It also provides the delivery drivers with technology to scan IDs to cut down on the chances of underage buyers ordering liquor through the app. At the same time, CEO Nick Rellas freely acknowledges that many fake IDs scan as real, so the Drizly technology also provides delivery people with tips on different features to look for to help determine whether an ID is real or not. Eventually, Rellas says, the app will require customers to upload images of their ID to the app before an order is placed, to help stores screen for underage drinkers in advance.
“We recognize that any customer is potentially the one that shuts them down,” Rellas said. “So we’re spending money with no legal requirement to do so [to develop card-screening technology].”
The appeal for Drizly users is that they don’t have to try to figure out which shops near them deliver and then call them up to see what they have in stock. They can search the app by type of liquor, wine or beer; by liquor brand; or even by wine varietal.
The app has been live in the Boston metropolitan area for eight months, working with 16 liquor stores to deliver alcohol to Drizly customers, usually within 60 minutes. The company is seeing several hundred orders a week across those stores, with little promotion, but it will need more than that to build a business that lives up to venture capitalist expectations. It will also need to build brand awareness as competitor apps such as the slick Minibar app enter the fray, along with booze-delivery offerings facilitated by companies that have their roots in food delivery, such as FreshDirect and Delivery.com.
So, how will Drizly generate more demand? For one, since the app isn’t allowed to discount store prices, the company has often paid the $5 delivery charge that Boston shops must charge. It’s also currently experimenting with some advertising on Google and Facebook.

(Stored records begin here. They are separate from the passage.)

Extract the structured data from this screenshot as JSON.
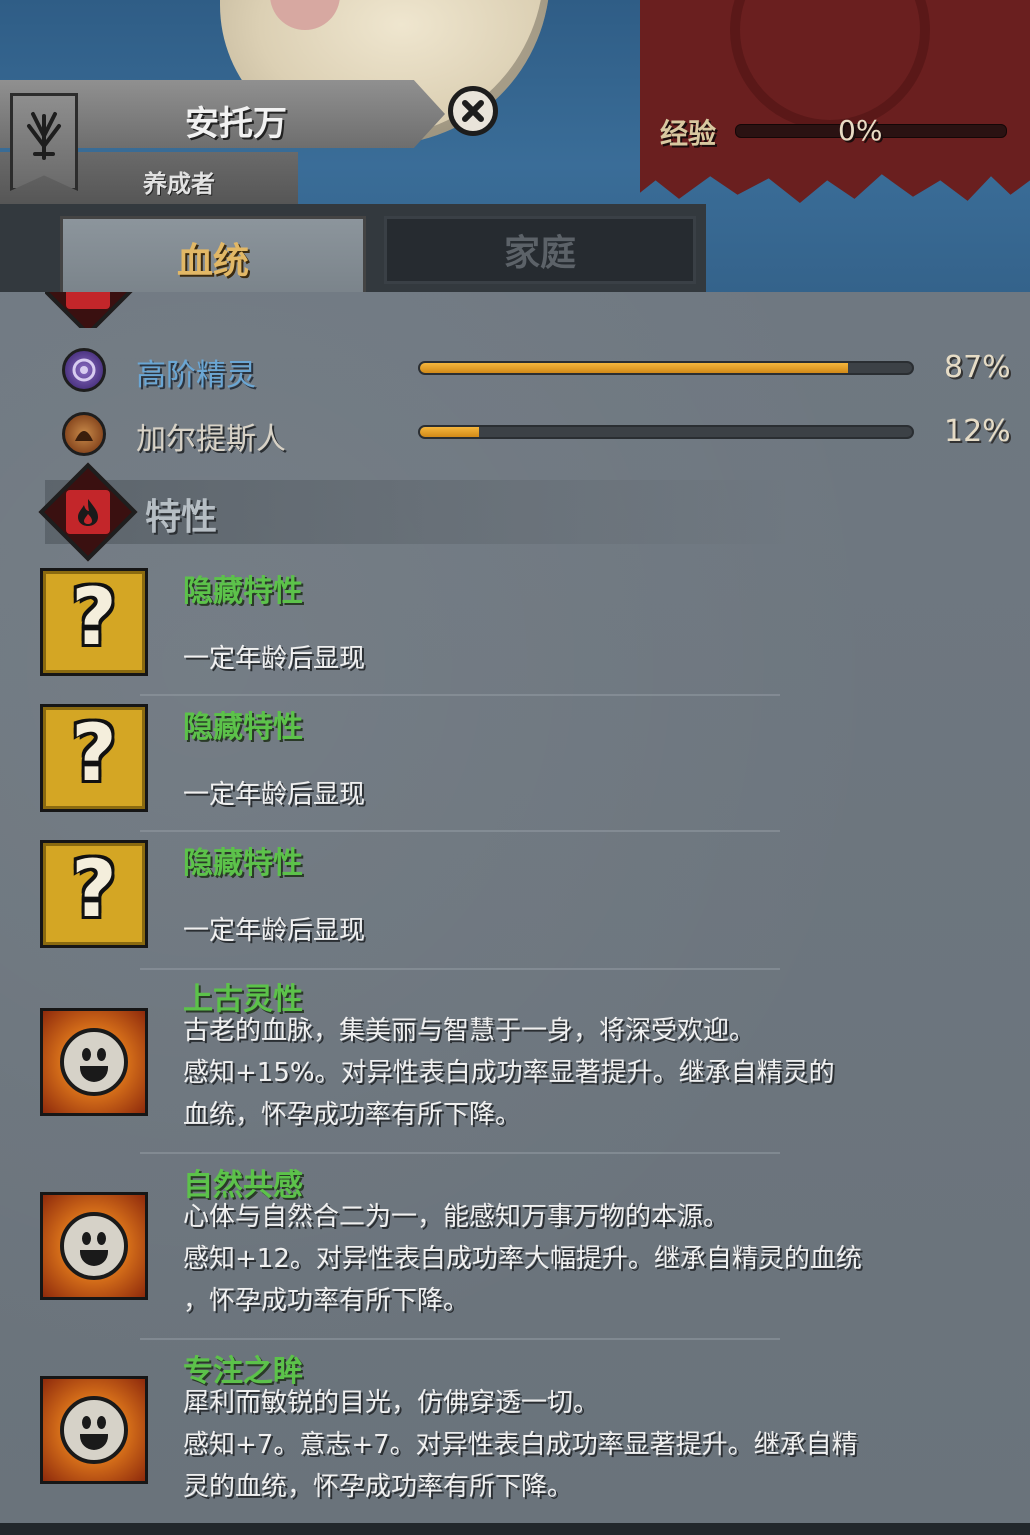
{
  "character": {
    "name": "安托万",
    "title": "养成者"
  },
  "experience": {
    "label": "经验",
    "value": "0%",
    "fraction": 0
  },
  "tabs": [
    {
      "label": "血统",
      "active": true
    },
    {
      "label": "家庭",
      "active": false
    }
  ],
  "bloodline": {
    "races": [
      {
        "name": "高阶精灵",
        "percent": "87%",
        "fraction": 0.87,
        "color": "#6aa6d4"
      },
      {
        "name": "加尔提斯人",
        "percent": "12%",
        "fraction": 0.12,
        "color": "#d8d2c6"
      }
    ]
  },
  "traits_section": {
    "title": "特性",
    "items": [
      {
        "name": "隐藏特性",
        "desc": "一定年龄后显现",
        "icon": "question-mark-icon"
      },
      {
        "name": "隐藏特性",
        "desc": "一定年龄后显现",
        "icon": "question-mark-icon"
      },
      {
        "name": "隐藏特性",
        "desc": "一定年龄后显现",
        "icon": "question-mark-icon"
      },
      {
        "name": "上古灵性",
        "desc": "古老的血脉，集美丽与智慧于一身，将深受欢迎。\n感知+15%。对异性表白成功率显著提升。继承自精灵的\n血统，怀孕成功率有所下降。",
        "icon": "smiley-sun-icon"
      },
      {
        "name": "自然共感",
        "desc": "心体与自然合二为一，能感知万事万物的本源。\n感知+12。对异性表白成功率大幅提升。继承自精灵的血统\n，怀孕成功率有所下降。",
        "icon": "smiley-sun-icon"
      },
      {
        "name": "专注之眸",
        "desc": "犀利而敏锐的目光，仿佛穿透一切。\n感知+7。意志+7。对异性表白成功率显著提升。继承自精\n灵的血统，怀孕成功率有所下降。",
        "icon": "smiley-sun-icon"
      }
    ]
  }
}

But a big boost may come from a marketing deal it just signed with Pernod Ricard USA, the maker of liquor brands such as Absolut, Jameson and Kahlua. At a high level, the deal will involve Pernod Ricard advertising its brands on the Drizly app, as well as promoting it to its customers as a preferred partner in other marketing initiatives.

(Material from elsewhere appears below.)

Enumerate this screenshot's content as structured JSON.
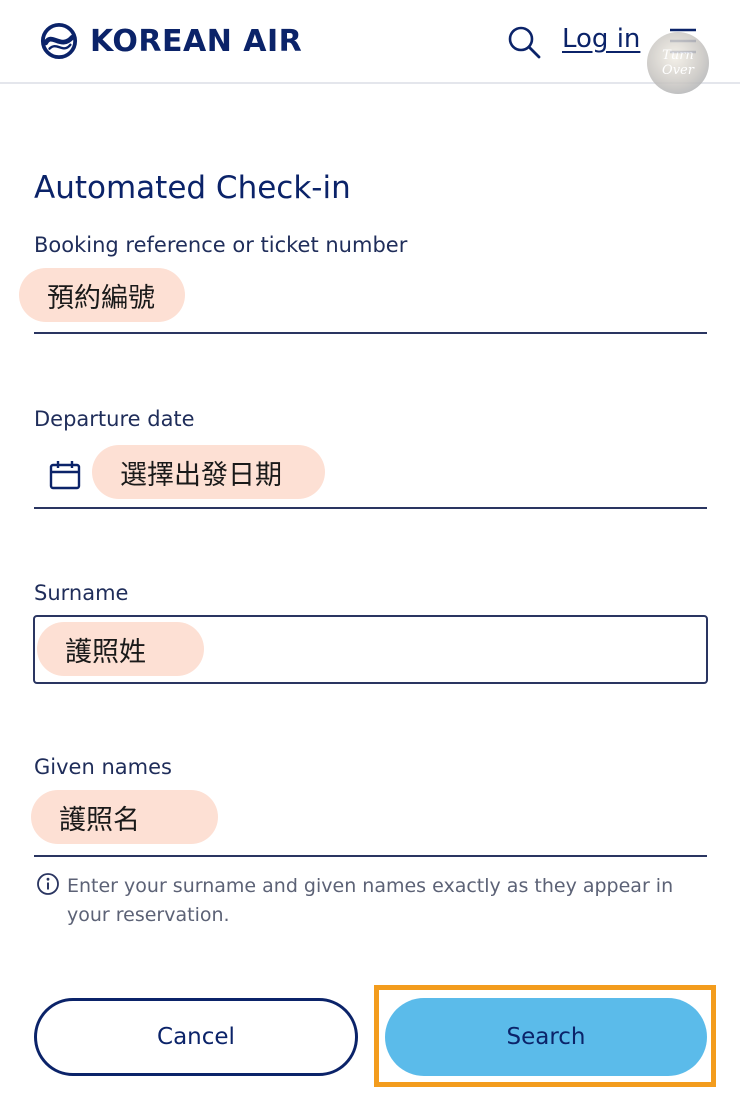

“We will make sure that our consumers … are aware of this service, and are aware of the opportunity to have our products in their doors in 30 to 60 minutes,” said Tim Murphy, vice president of digital and media at Pernod Ricard USA.